In each State of India, there are subordinate courts whose structure and organization are nearly uniform all over the country. As per Article 235 of the Constitution, the administrative control over the subordinate courts in the state lies in the High Court. It is clear from the powers conferred on the High Courts under the provisions of Article 309 as read with Articles 233 and 234. The State government frames rules and regulations in consultation with the High Court so to administer subordinate courts. The designation of the courts connote their functions. These courts deal with all disputes of civil or criminal nature as per the powers conferred on them.

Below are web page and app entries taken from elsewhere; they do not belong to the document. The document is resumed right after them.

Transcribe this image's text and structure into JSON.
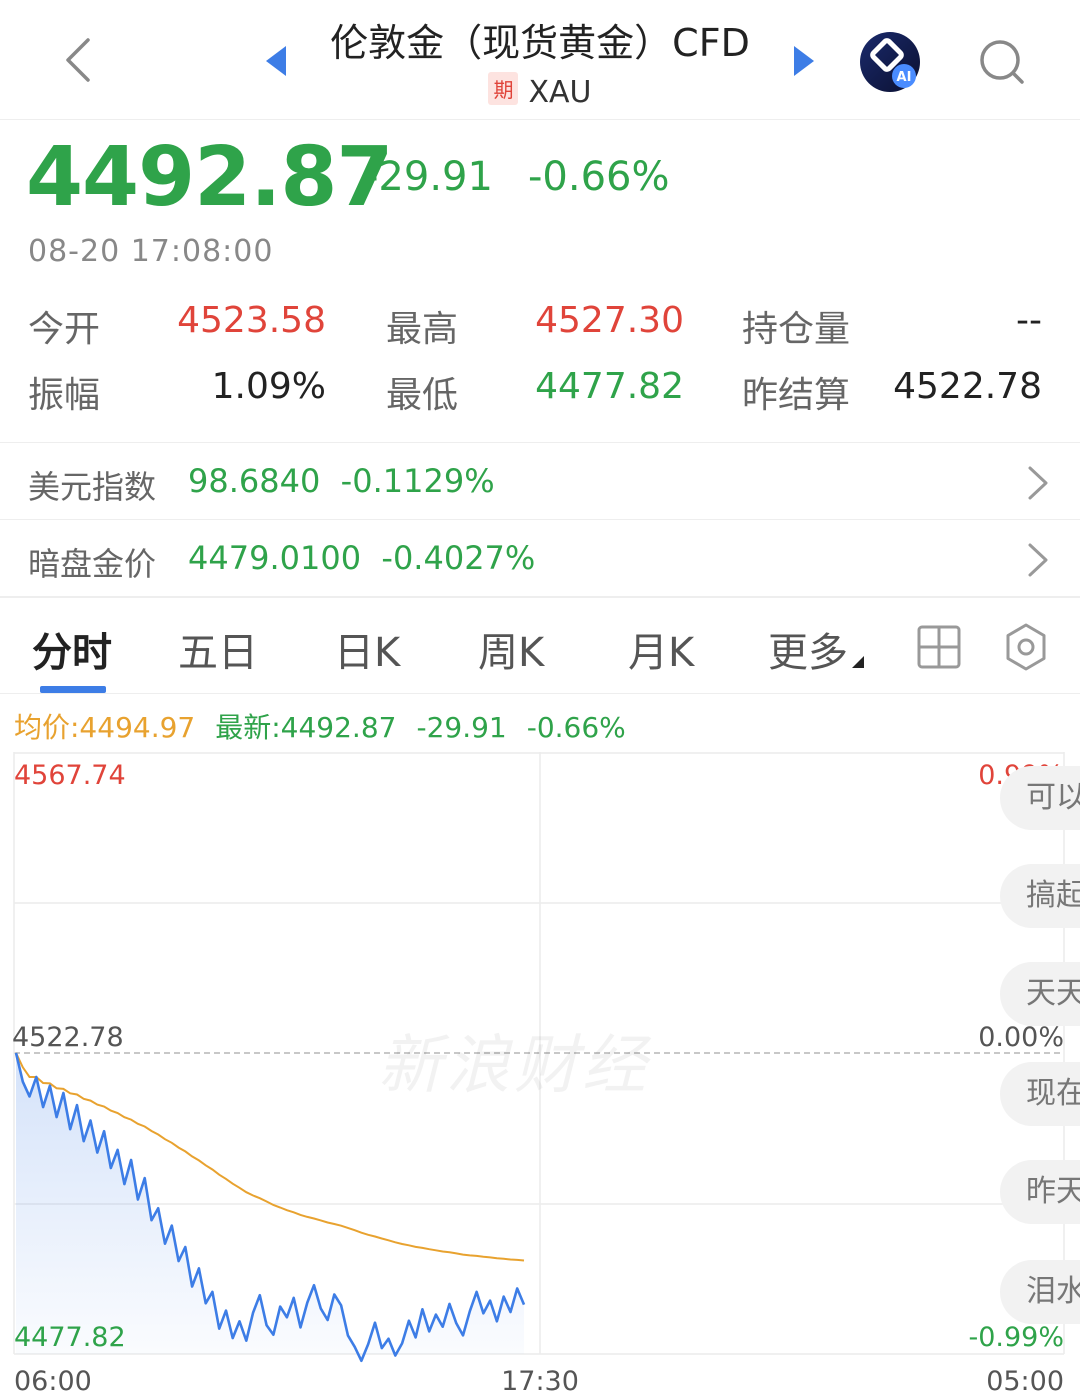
{
  "header": {
    "title": "伦敦金（现货黄金）CFD",
    "badge": "期",
    "symbol": "XAU"
  },
  "quote": {
    "price": "4492.87",
    "change": "-29.91",
    "change_pct": "-0.66%",
    "timestamp": "08-20 17:08:00"
  },
  "stats": {
    "open_label": "今开",
    "open_value": "4523.58",
    "high_label": "最高",
    "high_value": "4527.30",
    "oi_label": "持仓量",
    "oi_value": "--",
    "amp_label": "振幅",
    "amp_value": "1.09%",
    "low_label": "最低",
    "low_value": "4477.82",
    "settle_label": "昨结算",
    "settle_value": "4522.78"
  },
  "refs": [
    {
      "label": "美元指数",
      "value": "98.6840",
      "pct": "-0.1129%"
    },
    {
      "label": "暗盘金价",
      "value": "4479.0100",
      "pct": "-0.4027%"
    }
  ],
  "tabs": [
    "分时",
    "五日",
    "日K",
    "周K",
    "月K",
    "更多"
  ],
  "info": {
    "avg": "均价:4494.97",
    "latest": "最新:4492.87",
    "change": "-29.91",
    "pct": "-0.66%"
  },
  "chart_data": {
    "type": "line",
    "y_labels": {
      "max": "4567.74",
      "mid": "4522.78",
      "min": "4477.82"
    },
    "pct_labels": {
      "max": "0.99%",
      "mid": "0.00%",
      "min": "-0.99%"
    },
    "x_labels": [
      "06:00",
      "17:30",
      "05:00"
    ],
    "ylim": [
      4477.82,
      4567.74
    ],
    "grid": true,
    "colors": {
      "price": "#3d7de6",
      "avg": "#e8a22f"
    },
    "series": [
      {
        "values": [
          4522.8,
          4518.5,
          4516.3,
          4519.2,
          4514.7,
          4517.9,
          4513.2,
          4516.8,
          4511.4,
          4515.0,
          4509.6,
          4512.7,
          4507.9,
          4511.1,
          4505.6,
          4508.3,
          4503.2,
          4506.8,
          4500.9,
          4504.1,
          4497.8,
          4499.6,
          4494.3,
          4497.0,
          4491.7,
          4493.8,
          4487.9,
          4490.6,
          4485.4,
          4487.1,
          4481.6,
          4484.3,
          4480.2,
          4482.7,
          4479.8,
          4484.0,
          4486.6,
          4482.1,
          4480.7,
          4484.9,
          4483.3,
          4486.2,
          4481.8,
          4485.5,
          4488.1,
          4484.6,
          4482.9,
          4486.7,
          4485.1,
          4480.6,
          4478.9,
          4476.8,
          4479.3,
          4482.5,
          4478.7,
          4480.1,
          4477.6,
          4479.4,
          4482.8,
          4480.3,
          4484.5,
          4481.2,
          4483.7,
          4481.9,
          4485.3,
          4482.4,
          4480.6,
          4484.2,
          4487.1,
          4483.9,
          4485.8,
          4482.7,
          4486.4,
          4484.1,
          4487.6,
          4485.2
        ]
      }
    ]
  },
  "side_comments": [
    "可以",
    "搞起",
    "天天",
    "现在",
    "昨天",
    "泪水"
  ],
  "watermark": "新浪财经"
}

Their power is derived principally from two important codes prescribing procedures: the Code of Civil Procedure, 1908, and the Code of Criminal Procedure, 1973, and further strengthened by local statutes. As per the direction of the Supreme Court, the subordinate judiciaryï¿½s judicial officers all over the country, are District or Additional District Judge, Civil Judge (Senior Division) and Civil Judge (Junior Division) on the civil side and on criminal side, Sessions Judge, Additional Sessions Judge, Chief Judicial Magistrate and Judicial Magistrate. Usually there are two types of subordinate courts in every district: civil courts and criminal courts. The court of the district judges is the highest civil court in a district. It exercises both judicial and administrative powers. It has the power of superintendence over the courts under its control.
The District Judge combines in himself the powers of trying both civil as well as criminal cases. Hence, he is designated as the District and Sessions Judge. Below the court of the District Judge are the courts of Sub-judge, Additional Sub-Judge and Munsif Courts, which are located in the sub divisional and district headquarters. Most of the civil cases are filed in the court of the Munsif. A case can be taken in appeal from the court of the Munsif to the court of the sub-Judge or the Additional Sub-Judge. The Court of the District Judge has both original and appellate jurisdiction. Against the decision of the District judge, an appeal shall lie in the High Court. In every district there are also, the criminal courts. Under criminal courts, there are courts of the District and Sessions Judge, Additional Sessions Judges, Assistant Sessions Judge and the courts of the first class magistrates.
The District and Sessions judge may pass any legal sentence but a death sentence is subject to confirmation by the High Court. Revenue courts deal with land revenue cases. The Family Courts Act, 1984, seeks to promote conciliation and secure speedy settlement of disputes relating to marriage and family affairs. These courts have been set up in Assam (one), Bihar (two), Karanataka (five), Kerala (five), Maharashtra (sixteen), Manipur (one), Orissa (two), Puducherry (one), Punjab (two), Rajasthan (five), Sikkim (one), Tamil Nadu (six), Uttar Pradesh (sixteen) and West Bengal (one).
Written by princy